Capacity Design


The capacity design approach explicitly considers the problem of determining the failure mechanism of members. The basic idea is to force the member to fail in a ductile manner by making the capacity of the member in other possible failure modes greater. It involves the simple application of plastic analysis on an element-wise basis as shown below.
In the case of the beam shown at left, the preferred ductile mode of failure is flexure, while brittle shear failure is to be avoided. Therefore the shear corresponding to the plastic moment in the beam is the design shear. The beam is then designed so that its nominal shear strength is greater than this shear.


In order for capacity design to work, it is vital that reasonable, probable capacities for a member be determined. Often, beams have significant overstrength in flexure which must be taken into account in order to determine what the actual plastic moments might be.

This procedure works well for designing the beams in a strong-column/weak beam design and for joints, but doesn't work nearly as well for columns. Also, way the system behaves as a whole is not considered.

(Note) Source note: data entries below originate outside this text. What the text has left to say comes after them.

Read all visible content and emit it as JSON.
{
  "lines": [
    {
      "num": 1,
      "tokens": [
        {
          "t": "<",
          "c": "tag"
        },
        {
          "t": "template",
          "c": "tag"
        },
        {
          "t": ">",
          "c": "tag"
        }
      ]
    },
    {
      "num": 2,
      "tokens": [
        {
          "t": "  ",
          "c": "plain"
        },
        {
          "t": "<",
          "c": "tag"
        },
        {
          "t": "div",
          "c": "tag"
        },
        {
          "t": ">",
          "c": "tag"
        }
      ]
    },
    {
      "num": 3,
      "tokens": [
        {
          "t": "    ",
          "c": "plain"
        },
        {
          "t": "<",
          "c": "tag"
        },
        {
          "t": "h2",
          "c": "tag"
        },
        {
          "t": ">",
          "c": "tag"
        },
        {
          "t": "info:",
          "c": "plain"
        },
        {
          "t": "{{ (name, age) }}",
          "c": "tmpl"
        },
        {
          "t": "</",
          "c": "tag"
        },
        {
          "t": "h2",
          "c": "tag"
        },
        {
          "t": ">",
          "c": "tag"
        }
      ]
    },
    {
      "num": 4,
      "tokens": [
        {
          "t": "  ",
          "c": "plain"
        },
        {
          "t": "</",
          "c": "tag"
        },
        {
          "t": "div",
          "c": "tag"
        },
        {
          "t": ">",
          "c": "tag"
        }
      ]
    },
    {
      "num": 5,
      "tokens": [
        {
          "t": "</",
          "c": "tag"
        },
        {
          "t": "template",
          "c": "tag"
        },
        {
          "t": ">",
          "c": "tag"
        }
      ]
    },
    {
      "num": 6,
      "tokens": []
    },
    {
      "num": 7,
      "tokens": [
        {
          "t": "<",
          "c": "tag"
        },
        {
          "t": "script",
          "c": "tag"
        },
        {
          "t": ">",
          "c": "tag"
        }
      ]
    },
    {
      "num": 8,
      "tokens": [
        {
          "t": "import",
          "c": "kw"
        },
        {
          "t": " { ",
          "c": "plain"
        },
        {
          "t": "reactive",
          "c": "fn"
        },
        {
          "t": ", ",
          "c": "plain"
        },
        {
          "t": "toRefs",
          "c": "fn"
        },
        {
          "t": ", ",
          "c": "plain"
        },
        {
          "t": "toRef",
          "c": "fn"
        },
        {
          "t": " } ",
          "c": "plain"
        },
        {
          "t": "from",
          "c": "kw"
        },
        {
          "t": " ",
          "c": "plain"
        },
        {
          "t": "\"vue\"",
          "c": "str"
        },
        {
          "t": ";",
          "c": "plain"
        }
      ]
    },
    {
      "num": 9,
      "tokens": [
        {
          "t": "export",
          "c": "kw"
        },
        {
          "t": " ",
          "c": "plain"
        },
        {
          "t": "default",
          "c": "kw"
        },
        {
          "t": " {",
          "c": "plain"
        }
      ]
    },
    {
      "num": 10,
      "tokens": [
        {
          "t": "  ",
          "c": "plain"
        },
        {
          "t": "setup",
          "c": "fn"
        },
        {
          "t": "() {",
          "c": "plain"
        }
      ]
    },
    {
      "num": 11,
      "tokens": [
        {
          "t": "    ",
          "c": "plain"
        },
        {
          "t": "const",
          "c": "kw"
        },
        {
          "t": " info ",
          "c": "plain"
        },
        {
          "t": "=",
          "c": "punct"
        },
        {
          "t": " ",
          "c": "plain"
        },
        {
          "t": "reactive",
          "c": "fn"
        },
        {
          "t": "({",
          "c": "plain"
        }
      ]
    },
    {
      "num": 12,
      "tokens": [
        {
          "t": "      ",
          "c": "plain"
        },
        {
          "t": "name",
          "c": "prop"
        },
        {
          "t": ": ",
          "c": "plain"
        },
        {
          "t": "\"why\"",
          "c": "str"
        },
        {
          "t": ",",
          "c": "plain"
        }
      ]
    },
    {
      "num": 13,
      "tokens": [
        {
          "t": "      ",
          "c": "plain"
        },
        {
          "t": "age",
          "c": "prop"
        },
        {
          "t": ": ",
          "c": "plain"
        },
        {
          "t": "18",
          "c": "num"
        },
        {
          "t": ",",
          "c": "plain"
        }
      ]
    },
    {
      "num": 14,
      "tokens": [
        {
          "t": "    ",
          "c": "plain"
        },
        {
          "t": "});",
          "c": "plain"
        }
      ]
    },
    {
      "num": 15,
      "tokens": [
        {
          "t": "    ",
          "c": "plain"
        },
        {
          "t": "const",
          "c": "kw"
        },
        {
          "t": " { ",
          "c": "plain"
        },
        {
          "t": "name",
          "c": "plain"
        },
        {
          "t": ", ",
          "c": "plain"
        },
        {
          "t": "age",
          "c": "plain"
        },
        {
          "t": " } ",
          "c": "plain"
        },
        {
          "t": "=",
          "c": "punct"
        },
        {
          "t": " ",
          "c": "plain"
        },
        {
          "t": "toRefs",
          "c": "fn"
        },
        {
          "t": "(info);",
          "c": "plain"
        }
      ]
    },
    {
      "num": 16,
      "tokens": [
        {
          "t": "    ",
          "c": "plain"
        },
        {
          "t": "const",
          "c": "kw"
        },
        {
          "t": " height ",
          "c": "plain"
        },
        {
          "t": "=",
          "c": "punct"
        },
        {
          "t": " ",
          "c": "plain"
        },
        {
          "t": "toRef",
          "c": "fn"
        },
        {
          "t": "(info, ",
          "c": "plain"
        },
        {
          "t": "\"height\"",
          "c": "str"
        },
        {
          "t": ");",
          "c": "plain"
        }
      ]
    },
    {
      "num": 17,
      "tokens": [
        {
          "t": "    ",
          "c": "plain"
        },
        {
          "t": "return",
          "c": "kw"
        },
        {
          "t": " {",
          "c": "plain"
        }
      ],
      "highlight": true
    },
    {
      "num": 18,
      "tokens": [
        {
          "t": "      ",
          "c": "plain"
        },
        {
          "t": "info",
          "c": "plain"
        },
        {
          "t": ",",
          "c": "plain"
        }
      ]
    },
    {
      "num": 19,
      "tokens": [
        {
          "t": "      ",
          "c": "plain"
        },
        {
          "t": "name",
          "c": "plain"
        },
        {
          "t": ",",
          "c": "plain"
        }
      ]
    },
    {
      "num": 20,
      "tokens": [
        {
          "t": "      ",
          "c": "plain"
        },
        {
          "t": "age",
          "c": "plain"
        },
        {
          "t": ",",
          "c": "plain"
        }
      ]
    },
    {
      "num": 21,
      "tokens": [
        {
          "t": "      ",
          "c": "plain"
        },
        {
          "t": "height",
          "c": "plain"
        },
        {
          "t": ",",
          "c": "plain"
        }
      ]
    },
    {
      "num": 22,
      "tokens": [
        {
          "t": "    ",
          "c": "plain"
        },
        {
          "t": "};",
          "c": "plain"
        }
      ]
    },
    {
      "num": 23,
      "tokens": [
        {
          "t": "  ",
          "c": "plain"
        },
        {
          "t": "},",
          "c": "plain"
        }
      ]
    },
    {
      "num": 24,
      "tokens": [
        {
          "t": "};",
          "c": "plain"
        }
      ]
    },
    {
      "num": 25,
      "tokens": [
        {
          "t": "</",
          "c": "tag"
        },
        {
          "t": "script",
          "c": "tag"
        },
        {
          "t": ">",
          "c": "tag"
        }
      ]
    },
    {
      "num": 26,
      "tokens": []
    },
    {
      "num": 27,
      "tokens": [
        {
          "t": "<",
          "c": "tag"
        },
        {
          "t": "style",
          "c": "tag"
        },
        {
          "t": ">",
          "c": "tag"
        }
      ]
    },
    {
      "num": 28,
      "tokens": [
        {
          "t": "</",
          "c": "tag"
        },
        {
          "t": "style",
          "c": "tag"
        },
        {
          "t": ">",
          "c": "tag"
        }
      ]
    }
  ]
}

Capacity design procedures are implemented in the New Zealand code and in various parts of the concrete sections of the UBC. They are also hidden in some parts of the UBC provisions.